# Information given
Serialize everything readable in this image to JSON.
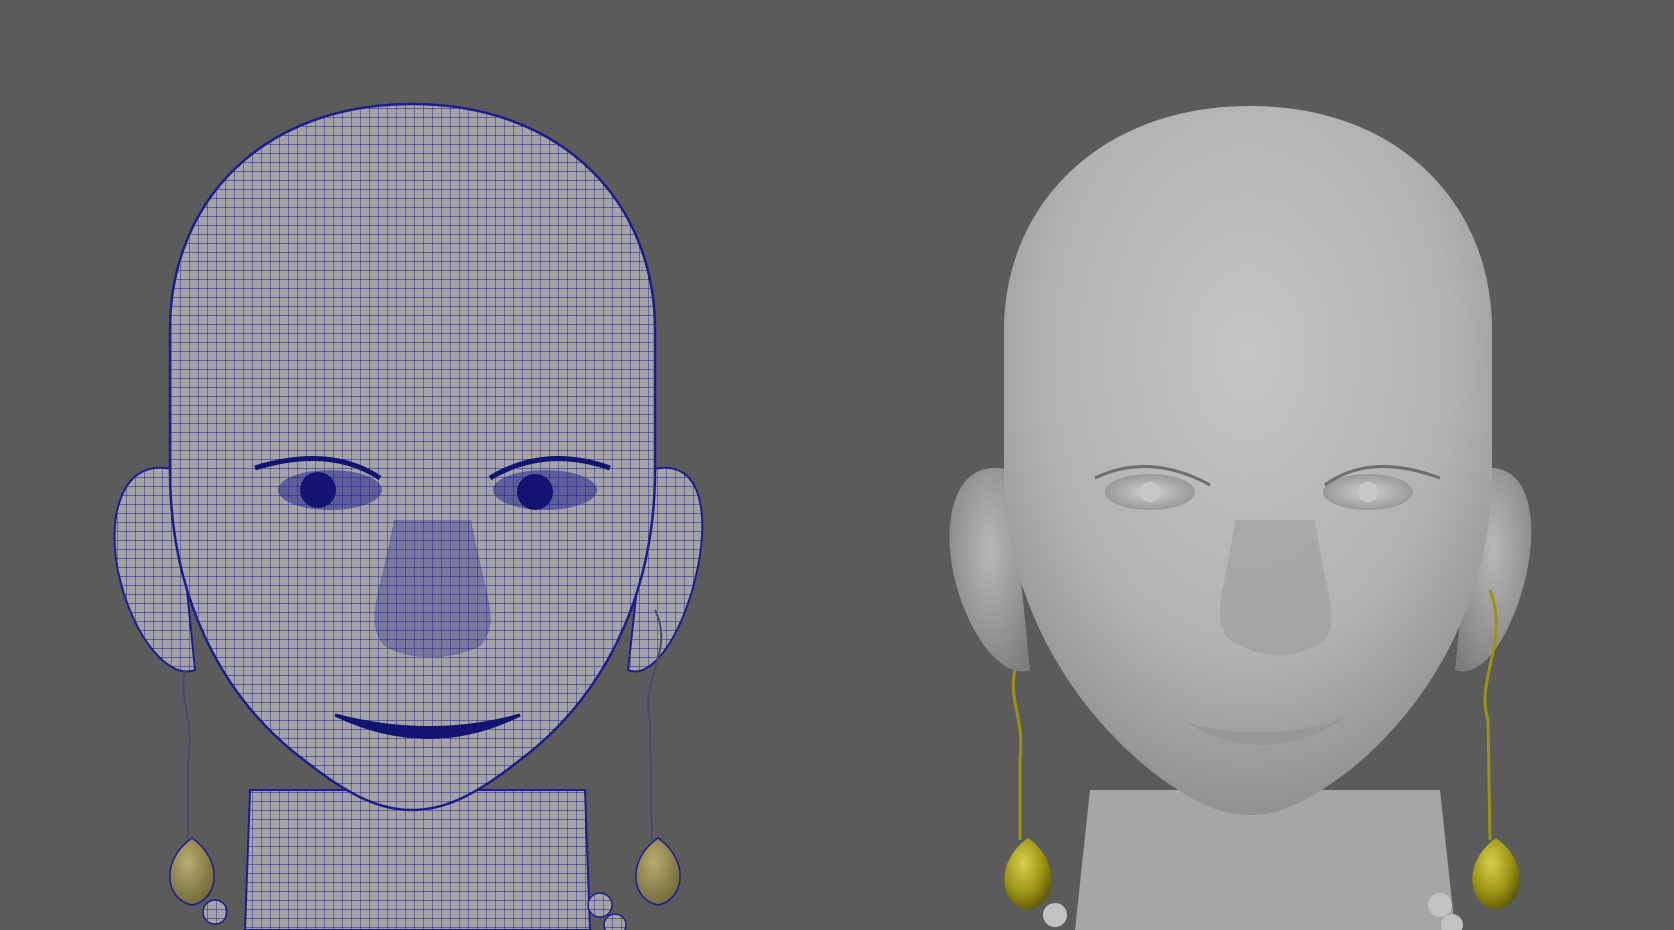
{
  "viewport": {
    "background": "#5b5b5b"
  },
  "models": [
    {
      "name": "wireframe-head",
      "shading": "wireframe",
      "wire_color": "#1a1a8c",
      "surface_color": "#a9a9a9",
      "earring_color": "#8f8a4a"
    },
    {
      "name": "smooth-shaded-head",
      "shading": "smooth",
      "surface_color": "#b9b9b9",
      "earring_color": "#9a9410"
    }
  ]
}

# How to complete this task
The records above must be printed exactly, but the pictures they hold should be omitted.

# Result of the exercise
Serialize everything readable in this image to JSON.
{
  "viewport": {
    "background": "#5b5b5b"
  },
  "models": [
    {
      "name": "wireframe-head",
      "shading": "wireframe",
      "wire_color": "#1a1a8c",
      "surface_color": "#a9a9a9",
      "earring_color": "#8f8a4a"
    },
    {
      "name": "smooth-shaded-head",
      "shading": "smooth",
      "surface_color": "#b9b9b9",
      "earring_color": "#9a9410"
    }
  ]
}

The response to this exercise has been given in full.